(TASK INPUT)
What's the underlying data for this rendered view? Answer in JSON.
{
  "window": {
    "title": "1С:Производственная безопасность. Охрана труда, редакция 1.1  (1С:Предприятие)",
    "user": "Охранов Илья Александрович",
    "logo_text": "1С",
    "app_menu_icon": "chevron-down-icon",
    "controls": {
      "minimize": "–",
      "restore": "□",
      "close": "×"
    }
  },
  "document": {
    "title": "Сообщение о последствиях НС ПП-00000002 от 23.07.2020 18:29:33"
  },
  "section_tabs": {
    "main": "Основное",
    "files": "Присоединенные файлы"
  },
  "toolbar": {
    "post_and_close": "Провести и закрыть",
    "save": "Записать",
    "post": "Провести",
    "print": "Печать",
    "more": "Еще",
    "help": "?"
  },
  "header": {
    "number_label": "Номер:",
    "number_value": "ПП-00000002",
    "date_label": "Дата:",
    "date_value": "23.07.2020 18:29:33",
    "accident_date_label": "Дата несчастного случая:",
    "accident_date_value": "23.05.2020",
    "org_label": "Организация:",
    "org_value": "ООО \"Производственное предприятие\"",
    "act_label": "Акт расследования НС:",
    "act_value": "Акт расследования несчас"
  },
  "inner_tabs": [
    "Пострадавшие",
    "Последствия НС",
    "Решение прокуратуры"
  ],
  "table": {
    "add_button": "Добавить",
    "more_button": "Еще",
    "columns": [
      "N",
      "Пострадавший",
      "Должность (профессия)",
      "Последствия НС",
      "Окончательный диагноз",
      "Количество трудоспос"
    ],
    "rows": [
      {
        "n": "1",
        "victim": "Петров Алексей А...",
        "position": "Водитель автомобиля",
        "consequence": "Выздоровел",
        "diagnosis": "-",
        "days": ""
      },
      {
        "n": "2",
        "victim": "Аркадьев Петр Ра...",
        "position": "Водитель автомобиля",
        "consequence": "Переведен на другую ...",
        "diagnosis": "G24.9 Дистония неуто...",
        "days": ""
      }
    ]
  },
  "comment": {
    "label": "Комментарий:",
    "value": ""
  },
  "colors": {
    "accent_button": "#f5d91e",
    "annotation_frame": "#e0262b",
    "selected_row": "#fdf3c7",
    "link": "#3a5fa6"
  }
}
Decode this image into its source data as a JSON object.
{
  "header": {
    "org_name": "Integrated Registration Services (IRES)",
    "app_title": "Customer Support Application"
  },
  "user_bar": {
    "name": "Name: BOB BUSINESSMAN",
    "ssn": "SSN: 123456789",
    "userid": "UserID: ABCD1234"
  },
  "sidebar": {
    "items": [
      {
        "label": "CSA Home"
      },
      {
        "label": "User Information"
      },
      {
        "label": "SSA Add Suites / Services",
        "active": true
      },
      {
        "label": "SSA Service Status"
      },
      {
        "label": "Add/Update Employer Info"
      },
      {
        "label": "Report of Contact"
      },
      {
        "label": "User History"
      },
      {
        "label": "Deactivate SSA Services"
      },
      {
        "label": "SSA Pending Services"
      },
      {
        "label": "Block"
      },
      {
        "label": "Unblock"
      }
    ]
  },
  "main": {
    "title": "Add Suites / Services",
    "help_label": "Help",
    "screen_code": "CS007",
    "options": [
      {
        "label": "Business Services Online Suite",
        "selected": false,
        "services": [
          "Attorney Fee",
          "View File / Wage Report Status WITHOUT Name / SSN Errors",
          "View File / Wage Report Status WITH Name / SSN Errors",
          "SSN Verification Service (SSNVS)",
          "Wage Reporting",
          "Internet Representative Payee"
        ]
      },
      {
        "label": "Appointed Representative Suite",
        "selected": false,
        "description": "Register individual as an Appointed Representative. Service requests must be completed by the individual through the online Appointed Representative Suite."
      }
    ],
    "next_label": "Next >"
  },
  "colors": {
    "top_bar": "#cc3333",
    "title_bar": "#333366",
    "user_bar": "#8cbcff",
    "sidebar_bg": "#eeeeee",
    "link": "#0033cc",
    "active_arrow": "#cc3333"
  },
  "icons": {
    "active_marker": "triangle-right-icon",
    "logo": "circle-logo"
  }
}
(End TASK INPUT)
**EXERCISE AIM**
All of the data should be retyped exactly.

**WRITTEN ANSWER**
What's the underlying data for this rendered view? Answer in JSON.
{
  "window": {
    "title": "1С:Производственная безопасность. Охрана труда, редакция 1.1  (1С:Предприятие)",
    "user": "Охранов Илья Александрович",
    "logo_text": "1С",
    "app_menu_icon": "chevron-down-icon",
    "controls": {
      "minimize": "–",
      "restore": "□",
      "close": "×"
    }
  },
  "document": {
    "title": "Сообщение о последствиях НС ПП-00000002 от 23.07.2020 18:29:33"
  },
  "section_tabs": {
    "main": "Основное",
    "files": "Присоединенные файлы"
  },
  "toolbar": {
    "post_and_close": "Провести и закрыть",
    "save": "Записать",
    "post": "Провести",
    "print": "Печать",
    "more": "Еще",
    "help": "?"
  },
  "header": {
    "number_label": "Номер:",
    "number_value": "ПП-00000002",
    "date_label": "Дата:",
    "date_value": "23.07.2020 18:29:33",
    "accident_date_label": "Дата несчастного случая:",
    "accident_date_value": "23.05.2020",
    "org_label": "Организация:",
    "org_value": "ООО \"Производственное предприятие\"",
    "act_label": "Акт расследования НС:",
    "act_value": "Акт расследования несчас"
  },
  "inner_tabs": [
    "Пострадавшие",
    "Последствия НС",
    "Решение прокуратуры"
  ],
  "table": {
    "add_button": "Добавить",
    "more_button": "Еще",
    "columns": [
      "N",
      "Пострадавший",
      "Должность (профессия)",
      "Последствия НС",
      "Окончательный диагноз",
      "Количество трудоспос"
    ],
    "rows": [
      {
        "n": "1",
        "victim": "Петров Алексей А...",
        "position": "Водитель автомобиля",
        "consequence": "Выздоровел",
        "diagnosis": "-",
        "days": ""
      },
      {
        "n": "2",
        "victim": "Аркадьев Петр Ра...",
        "position": "Водитель автомобиля",
        "consequence": "Переведен на другую ...",
        "diagnosis": "G24.9 Дистония неуто...",
        "days": ""
      }
    ]
  },
  "comment": {
    "label": "Комментарий:",
    "value": ""
  },
  "colors": {
    "accent_button": "#f5d91e",
    "annotation_frame": "#e0262b",
    "selected_row": "#fdf3c7",
    "link": "#3a5fa6"
  }
}
Decode this image into its source data as a JSON object.
{
  "header": {
    "org_name": "Integrated Registration Services (IRES)",
    "app_title": "Customer Support Application"
  },
  "user_bar": {
    "name": "Name: BOB BUSINESSMAN",
    "ssn": "SSN: 123456789",
    "userid": "UserID: ABCD1234"
  },
  "sidebar": {
    "items": [
      {
        "label": "CSA Home"
      },
      {
        "label": "User Information"
      },
      {
        "label": "SSA Add Suites / Services",
        "active": true
      },
      {
        "label": "SSA Service Status"
      },
      {
        "label": "Add/Update Employer Info"
      },
      {
        "label": "Report of Contact"
      },
      {
        "label": "User History"
      },
      {
        "label": "Deactivate SSA Services"
      },
      {
        "label": "SSA Pending Services"
      },
      {
        "label": "Block"
      },
      {
        "label": "Unblock"
      }
    ]
  },
  "main": {
    "title": "Add Suites / Services",
    "help_label": "Help",
    "screen_code": "CS007",
    "options": [
      {
        "label": "Business Services Online Suite",
        "selected": false,
        "services": [
          "Attorney Fee",
          "View File / Wage Report Status WITHOUT Name / SSN Errors",
          "View File / Wage Report Status WITH Name / SSN Errors",
          "SSN Verification Service (SSNVS)",
          "Wage Reporting",
          "Internet Representative Payee"
        ]
      },
      {
        "label": "Appointed Representative Suite",
        "selected": false,
        "description": "Register individual as an Appointed Representative. Service requests must be completed by the individual through the online Appointed Representative Suite."
      }
    ],
    "next_label": "Next >"
  },
  "colors": {
    "top_bar": "#cc3333",
    "title_bar": "#333366",
    "user_bar": "#8cbcff",
    "sidebar_bg": "#eeeeee",
    "link": "#0033cc",
    "active_arrow": "#cc3333"
  },
  "icons": {
    "active_marker": "triangle-right-icon",
    "logo": "circle-logo"
  }
}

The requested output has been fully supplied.